Stu Robbins (MSOC | Coach)
NAME: Stu Robbins
SPORT: Men’s Soccer
YEARS ACTIVE: 1964-1974
HALL OF FAME CLASS: 2019-20
Founding coach of the Alberta Golden Bears soccer program (1967)
Coach of Canada West and CIAU men’s soccer champs in 1972
First director of coaching for the Alberta Soccer Association (ASA)
Born and educated in England, Dr. Stuart Robbins was invited to join the University of Alberta’s Faculty of Physical Education in 1964. Initially tasked with establishing undergraduate and graduate programs in elementary school physical education, Robbins would go on to have an indelible impact on varsity sport.
In 1967 he became the founding coach of the Golden Bears soccer program and remained with the team until 1974, guiding the Bears to a Canadian Interuniversity Athletic Union (CIAU) gold medal in 1972 and silver in 1973, while also capturing Canada West gold both seasons.

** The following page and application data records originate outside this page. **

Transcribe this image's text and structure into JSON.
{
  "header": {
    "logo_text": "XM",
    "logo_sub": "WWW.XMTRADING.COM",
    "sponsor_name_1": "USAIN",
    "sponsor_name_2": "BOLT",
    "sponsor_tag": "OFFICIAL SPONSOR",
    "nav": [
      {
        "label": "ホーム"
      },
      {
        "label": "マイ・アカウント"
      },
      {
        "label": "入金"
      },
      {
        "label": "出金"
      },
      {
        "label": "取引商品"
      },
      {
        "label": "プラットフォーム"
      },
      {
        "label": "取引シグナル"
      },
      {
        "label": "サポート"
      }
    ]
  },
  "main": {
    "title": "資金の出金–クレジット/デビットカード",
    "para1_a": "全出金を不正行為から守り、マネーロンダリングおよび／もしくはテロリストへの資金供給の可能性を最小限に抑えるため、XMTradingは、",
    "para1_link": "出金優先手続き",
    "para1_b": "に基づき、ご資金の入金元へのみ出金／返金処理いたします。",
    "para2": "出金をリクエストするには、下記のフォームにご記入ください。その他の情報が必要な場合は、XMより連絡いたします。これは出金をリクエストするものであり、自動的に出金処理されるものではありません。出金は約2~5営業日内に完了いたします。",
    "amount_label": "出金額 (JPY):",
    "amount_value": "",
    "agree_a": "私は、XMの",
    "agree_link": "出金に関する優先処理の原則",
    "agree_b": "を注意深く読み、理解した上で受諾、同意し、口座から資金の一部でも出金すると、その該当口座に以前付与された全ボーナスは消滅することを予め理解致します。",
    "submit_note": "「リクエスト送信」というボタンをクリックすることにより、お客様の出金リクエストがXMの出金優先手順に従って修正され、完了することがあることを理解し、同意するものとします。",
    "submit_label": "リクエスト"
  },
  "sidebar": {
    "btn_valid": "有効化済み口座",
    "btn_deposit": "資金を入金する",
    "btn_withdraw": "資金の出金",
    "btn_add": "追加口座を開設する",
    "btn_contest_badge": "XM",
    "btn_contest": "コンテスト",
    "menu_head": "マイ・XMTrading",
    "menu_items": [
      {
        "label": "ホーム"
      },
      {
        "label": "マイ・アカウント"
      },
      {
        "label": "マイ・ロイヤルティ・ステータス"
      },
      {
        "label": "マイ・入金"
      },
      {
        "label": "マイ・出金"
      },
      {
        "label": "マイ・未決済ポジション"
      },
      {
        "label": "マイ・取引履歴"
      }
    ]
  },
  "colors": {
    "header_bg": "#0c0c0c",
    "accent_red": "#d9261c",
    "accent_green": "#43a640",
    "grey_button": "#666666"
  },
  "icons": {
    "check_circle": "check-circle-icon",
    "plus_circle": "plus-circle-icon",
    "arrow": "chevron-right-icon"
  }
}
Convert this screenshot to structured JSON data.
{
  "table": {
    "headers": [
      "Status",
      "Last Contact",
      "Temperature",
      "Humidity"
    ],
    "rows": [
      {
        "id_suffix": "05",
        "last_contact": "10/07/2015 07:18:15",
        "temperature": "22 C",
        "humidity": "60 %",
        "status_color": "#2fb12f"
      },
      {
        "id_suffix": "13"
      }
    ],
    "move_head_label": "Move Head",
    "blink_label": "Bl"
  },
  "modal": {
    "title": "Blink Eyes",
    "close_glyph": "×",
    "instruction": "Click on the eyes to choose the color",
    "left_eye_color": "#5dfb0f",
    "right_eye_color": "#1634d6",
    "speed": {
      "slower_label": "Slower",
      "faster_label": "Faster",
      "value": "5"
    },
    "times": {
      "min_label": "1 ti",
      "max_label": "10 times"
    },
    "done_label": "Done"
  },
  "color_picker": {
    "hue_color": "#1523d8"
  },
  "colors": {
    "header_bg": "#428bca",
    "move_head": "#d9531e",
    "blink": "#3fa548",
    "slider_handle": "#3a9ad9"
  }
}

During his time at Alberta, Robbins also coached the Golden Bears tennis team to a Western Intercollegiate championship in 1964-1965, and additionally served as head coach of Bears and Pandas diving (1964-1969), and as a sprint coach on Alberta’s track and field team (1964-1966).
He was also first Director of Coaching for the Alberta Soccer Association (ASA), serving in that role from 1966 to 1972, a tenure during which Robbins initiated the ASA's coaching instruction and certification program.
During the 1968-1969 season, Robbins coached Alberta’s diving team at the Canadian championships and served as the Technical Director of the Alberta Diving Association and as a member of the Canadian Diving Association Selection Committee.
In 1974, Robbins moved on to York University where his roles included Chair of the School of Physical Education and Athletics (1981-86 and 1989-97), Associate Dean of the Faculty of Education (1978-80), along with coach of the men's soccer team (1983-86).
Upon retiring from York in 2000, Robbins returned west, moving to Calgary where he joined the National Coaching Institute at the University of Calgary.
Robbins was awarded the Commemorative Medal for the 125th Anniversary of the Confederation of Canada, and Canada’s Golden Jubilee Medal in 2002. He is a member of the University of Alberta Sports Wall of Fame (class of 2007) and York’s Hall of Fame (2009).